Game of Thrones
Television is a time-honoured means of procrastination, and early in my writing process, I found myself lying on my sofa, devouring the HBO TV series Game of Thrones. That helped me waste a few dozen hours. But – and this is where things get a little more advanced – I somehow convinced myself that after I finished the TV series, it was absolutely essential for me to also read the books by George R.R. Martin, to gain insight into how to write bestselling novels with popular TV adaptation. And so it was that I convinced myself that finding out more about House Stark of Winterfell’s protracted struggle with House Lannister of Casterley Rock temporarily seemed a great deal more important than, say, my own work.
The brilliant thing about the books is not only that, well, they’re brilliant, but that they’re very long to boot. Whereas most novels – and certainly mine, touch wood – come in below 100,000 words, the word count for Martin’s work is currently 1,770,000 words, so it has the capacity to distract you for months. It also significantly increased the number of dragons and spooky undead warriors in my novel, which might prove awkward since it’s meant to be a contemporary romantic comedy.
Yesterday somebody asked me why I’d embarked on my current exercise kick. You’d think a quick look in the mirror would be enough to convince me that I should hasten to the nearest gym forthwith, but when writing this article I suddenly realised that it’s another form of procrastination. I only have a few hours in my work day to devote to writing before I have to go and do my day job, and if I spend them doing something else inherently virtuous like exercising, it’s much more difficult to feel guilty about the lack of progress on my book. I’ve also found several studies which argue that regular exercise improves concentration, so I figure that all of the exercise will help with writing a book once I eventually get around to it.
I don’t usually bother to cook much for myself, as I’ve discussed previously. But with a novel to write, I’ve become quite the home chef – or at least, a mediocre home chef. It’s very easy to convince yourself that you can’t work well on an empty stomach, which is true, and that it’ll be healthier if you cook yourself, which may also be true unless, like me, your most commonly cooked dishes involve melted cheese. I’m not alone in this one – in fact, the term ‘procrastibaking’ has emerged to describe the trap of cooking instead of working. Kudos to whoever coined that instead of finishing an assignment.

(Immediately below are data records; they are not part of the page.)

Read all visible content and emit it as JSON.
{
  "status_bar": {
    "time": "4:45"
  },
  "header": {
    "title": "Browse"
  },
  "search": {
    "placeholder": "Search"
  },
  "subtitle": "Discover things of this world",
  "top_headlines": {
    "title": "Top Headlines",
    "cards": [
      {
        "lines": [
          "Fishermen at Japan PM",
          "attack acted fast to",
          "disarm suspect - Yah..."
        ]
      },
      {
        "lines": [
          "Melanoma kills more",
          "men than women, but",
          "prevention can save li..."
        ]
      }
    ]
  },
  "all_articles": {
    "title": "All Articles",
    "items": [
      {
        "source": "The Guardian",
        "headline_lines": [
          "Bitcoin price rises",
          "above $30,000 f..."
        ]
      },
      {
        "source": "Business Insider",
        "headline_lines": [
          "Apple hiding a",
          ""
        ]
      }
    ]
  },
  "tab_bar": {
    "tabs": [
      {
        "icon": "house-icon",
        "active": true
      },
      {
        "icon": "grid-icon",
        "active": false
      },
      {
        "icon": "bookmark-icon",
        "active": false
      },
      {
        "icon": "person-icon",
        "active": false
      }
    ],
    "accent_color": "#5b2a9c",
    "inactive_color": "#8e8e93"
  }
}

Grand Theft Auto
I haven’t used this for a few years, but immersive, long video games can be a real trap. Grand Theft Auto was appealing because it has a long-form narrative like a novel (hello, ‘market research’) and makes you question – or in fact break – society’s rules. I used to tell myself that driving stolen cars around on pavements stimulated creative thinking outside the square.
Font and layout
I’m quite proud of this one. Even when you’ve finally written your first sentence, you can then spend a great deal of time playing around with how it looks. I used to try to format my Microsoft Word pages to look like novel pages, with the right size and line spacing and indents and everything. (Now I use Scrivener as my writing software, incidentally – it’s amazing, and has a handy fullscreen mode to prevent procrastination.) I tried out every single text font to pick the right one, and even printed quite a few test pages to see how they looked. Hint: Wingdings really isn’t much use.
The above should be more than to get you procrastinating like a pro. The best strategies, though, come from within, so please let me know how you procrastinate in the comments below. But in the meantime, I’d better get back to not writing my novel.